**Task goal**:
Write out the entries exactly. None of the pictures should appear in the copy.

----

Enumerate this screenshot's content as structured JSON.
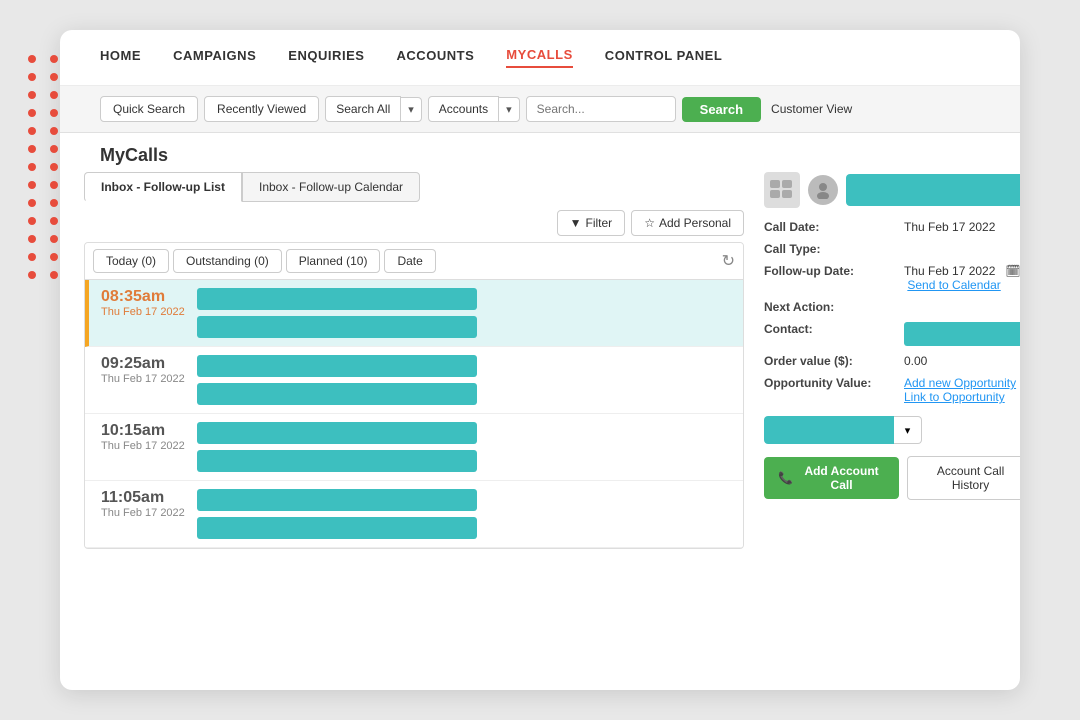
{
  "nav": {
    "items": [
      {
        "label": "HOME",
        "active": false
      },
      {
        "label": "CAMPAIGNS",
        "active": false
      },
      {
        "label": "ENQUIRIES",
        "active": false
      },
      {
        "label": "ACCOUNTS",
        "active": false
      },
      {
        "label": "MYCALLS",
        "active": true
      },
      {
        "label": "CONTROL PANEL",
        "active": false
      }
    ]
  },
  "toolbar": {
    "quick_search": "Quick Search",
    "recently_viewed": "Recently Viewed",
    "search_all": "Search All",
    "accounts": "Accounts",
    "search_placeholder": "Search...",
    "search_btn": "Search",
    "customer_view": "Customer View"
  },
  "page_title": "MyCalls",
  "tabs": {
    "tab1": "Inbox - Follow-up List",
    "tab2": "Inbox - Follow-up Calendar"
  },
  "panel_actions": {
    "filter": "Filter",
    "add_personal": "Add Personal"
  },
  "sub_tabs": {
    "today": "Today (0)",
    "outstanding": "Outstanding (0)",
    "planned": "Planned (10)",
    "date": "Date"
  },
  "time_entries": [
    {
      "time": "08:35am",
      "date": "Thu Feb 17 2022",
      "selected": true
    },
    {
      "time": "09:25am",
      "date": "Thu Feb 17 2022",
      "selected": false
    },
    {
      "time": "10:15am",
      "date": "Thu Feb 17 2022",
      "selected": false
    },
    {
      "time": "11:05am",
      "date": "Thu Feb 17 2022",
      "selected": false
    }
  ],
  "detail": {
    "call_date_label": "Call Date:",
    "call_date_value": "Thu Feb 17 2022",
    "call_type_label": "Call Type:",
    "call_type_value": "",
    "followup_date_label": "Follow-up Date:",
    "followup_date_value": "Thu Feb 17 2022",
    "send_to_calendar": "Send to Calendar",
    "next_action_label": "Next Action:",
    "next_action_value": "",
    "contact_label": "Contact:",
    "order_value_label": "Order value ($):",
    "order_value": "0.00",
    "opportunity_label": "Opportunity Value:",
    "add_new_opp": "Add new Opportunity",
    "link_to_opp": "Link to Opportunity",
    "add_call_btn": "Add Account Call",
    "call_history_btn": "Account Call History"
  },
  "icons": {
    "filter": "▼",
    "person": "👤",
    "face": "😐",
    "phone": "📞",
    "calendar": "🗓",
    "refresh": "↻",
    "chevron_down": "▾"
  }
}
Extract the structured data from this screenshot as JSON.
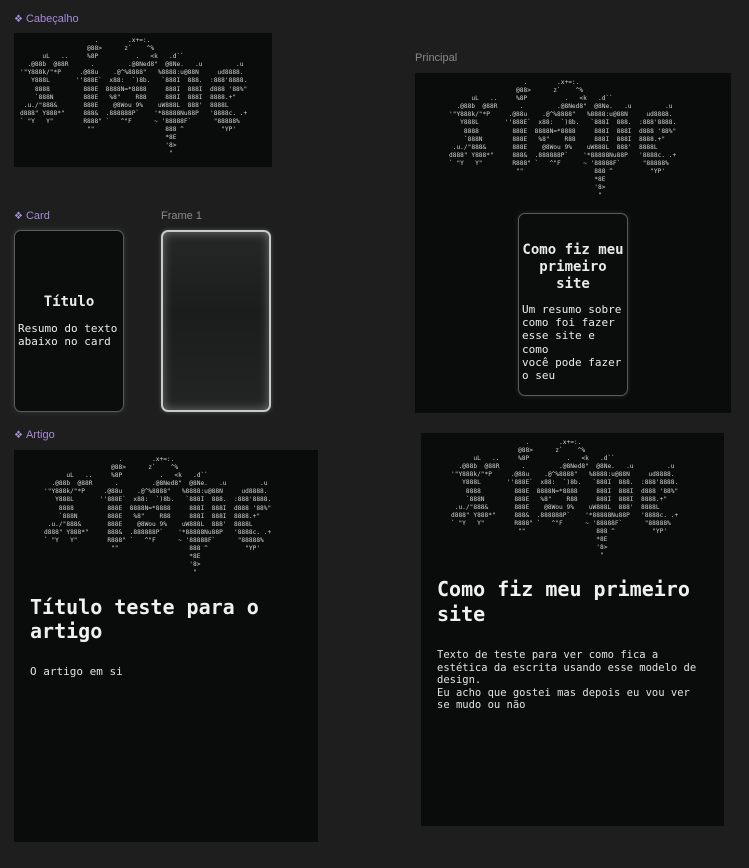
{
  "labels": {
    "cabecalho": "Cabeçalho",
    "principal": "Principal",
    "card": "Card",
    "frame1": "Frame 1",
    "artigo": "Artigo"
  },
  "icons": {
    "component": "component-icon"
  },
  "colors": {
    "component_label": "#a78bd6",
    "frame_label": "#8a8a8a",
    "canvas": "#1e1e1e",
    "frame": "#0a0b0b"
  },
  "ascii_logo": "                    .        .x+=:.\n                  @88>      z`    ^%\n      uL   ..     %8P          .   <k   .d``\n  .@88b  @88R      .         .@8Ned8\"  @8Ne.   .u         .u\n'\"Y888k/\"*P     .@88u    .@^%8888\"   %8888:u@88N     ud8888.\n   Y888L       ''888E`  x88:  `)8b.   `888I  888.  :888'8888.\n    8888         888E  8888N=*8888     888I  888I  d888 '88%\"\n    `888N        888E   %8\"    R88     888I  888I  8888.+\"\n .u./\"888&       888E    @8Wou 9%    uW888L  888'  8888L\nd888\" Y888*\"     888&  .888888P`    '*88888Nu88P   '8888c. .+\n` \"Y   Y\"        R888\" `   ^\"F      ~ '88888F`      \"88888%\n                  \"\"                   888 ^          \"YP'\n                                       *8E\n                                       '8>\n                                        \"",
  "card": {
    "title": "Título",
    "body": "Resumo do texto\nabaixo no card"
  },
  "principal": {
    "card_title": "Como fiz meu\nprimeiro\nsite",
    "card_body": "Um resumo sobre\ncomo foi fazer\nesse site e como\nvocê pode fazer\no seu"
  },
  "artigo": {
    "title": "Título teste para o\nartigo",
    "body": "O artigo em si"
  },
  "post": {
    "title": "Como fiz meu primeiro\nsite",
    "body": "Texto de teste para ver como fica a\nestética da escrita usando esse modelo de\ndesign.\nEu acho que gostei mas depois eu vou ver\nse mudo ou não"
  }
}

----

**Response box**:
Enumerate this screenshot's content as structured JSON.
{
  "nav": {
    "items": [
      {
        "label": "HOME",
        "active": false
      },
      {
        "label": "CAMPAIGNS",
        "active": false
      },
      {
        "label": "ENQUIRIES",
        "active": false
      },
      {
        "label": "ACCOUNTS",
        "active": false
      },
      {
        "label": "MYCALLS",
        "active": true
      },
      {
        "label": "CONTROL PANEL",
        "active": false
      }
    ]
  },
  "toolbar": {
    "quick_search": "Quick Search",
    "recently_viewed": "Recently Viewed",
    "search_all": "Search All",
    "accounts": "Accounts",
    "search_placeholder": "Search...",
    "search_btn": "Search",
    "customer_view": "Customer View"
  },
  "page_title": "MyCalls",
  "tabs": {
    "tab1": "Inbox - Follow-up List",
    "tab2": "Inbox - Follow-up Calendar"
  },
  "panel_actions": {
    "filter": "Filter",
    "add_personal": "Add Personal"
  },
  "sub_tabs": {
    "today": "Today (0)",
    "outstanding": "Outstanding (0)",
    "planned": "Planned (10)",
    "date": "Date"
  },
  "time_entries": [
    {
      "time": "08:35am",
      "date": "Thu Feb 17 2022",
      "selected": true
    },
    {
      "time": "09:25am",
      "date": "Thu Feb 17 2022",
      "selected": false
    },
    {
      "time": "10:15am",
      "date": "Thu Feb 17 2022",
      "selected": false
    },
    {
      "time": "11:05am",
      "date": "Thu Feb 17 2022",
      "selected": false
    }
  ],
  "detail": {
    "call_date_label": "Call Date:",
    "call_date_value": "Thu Feb 17 2022",
    "call_type_label": "Call Type:",
    "call_type_value": "",
    "followup_date_label": "Follow-up Date:",
    "followup_date_value": "Thu Feb 17 2022",
    "send_to_calendar": "Send to Calendar",
    "next_action_label": "Next Action:",
    "next_action_value": "",
    "contact_label": "Contact:",
    "order_value_label": "Order value ($):",
    "order_value": "0.00",
    "opportunity_label": "Opportunity Value:",
    "add_new_opp": "Add new Opportunity",
    "link_to_opp": "Link to Opportunity",
    "add_call_btn": "Add Account Call",
    "call_history_btn": "Account Call History"
  },
  "icons": {
    "filter": "▼",
    "person": "👤",
    "face": "😐",
    "phone": "📞",
    "calendar": "🗓",
    "refresh": "↻",
    "chevron_down": "▾"
  }
}
Extract the structured data from this screenshot as JSON.
{
  "labels": {
    "cabecalho": "Cabeçalho",
    "principal": "Principal",
    "card": "Card",
    "frame1": "Frame 1",
    "artigo": "Artigo"
  },
  "icons": {
    "component": "component-icon"
  },
  "colors": {
    "component_label": "#a78bd6",
    "frame_label": "#8a8a8a",
    "canvas": "#1e1e1e",
    "frame": "#0a0b0b"
  },
  "ascii_logo": "                    .        .x+=:.\n                  @88>      z`    ^%\n      uL   ..     %8P          .   <k   .d``\n  .@88b  @88R      .         .@8Ned8\"  @8Ne.   .u         .u\n'\"Y888k/\"*P     .@88u    .@^%8888\"   %8888:u@88N     ud8888.\n   Y888L       ''888E`  x88:  `)8b.   `888I  888.  :888'8888.\n    8888         888E  8888N=*8888     888I  888I  d888 '88%\"\n    `888N        888E   %8\"    R88     888I  888I  8888.+\"\n .u./\"888&       888E    @8Wou 9%    uW888L  888'  8888L\nd888\" Y888*\"     888&  .888888P`    '*88888Nu88P   '8888c. .+\n` \"Y   Y\"        R888\" `   ^\"F      ~ '88888F`      \"88888%\n                  \"\"                   888 ^          \"YP'\n                                       *8E\n                                       '8>\n                                        \"",
  "card": {
    "title": "Título",
    "body": "Resumo do texto\nabaixo no card"
  },
  "principal": {
    "card_title": "Como fiz meu\nprimeiro\nsite",
    "card_body": "Um resumo sobre\ncomo foi fazer\nesse site e como\nvocê pode fazer\no seu"
  },
  "artigo": {
    "title": "Título teste para o\nartigo",
    "body": "O artigo em si"
  },
  "post": {
    "title": "Como fiz meu primeiro\nsite",
    "body": "Texto de teste para ver como fica a\nestética da escrita usando esse modelo de\ndesign.\nEu acho que gostei mas depois eu vou ver\nse mudo ou não"
  }
}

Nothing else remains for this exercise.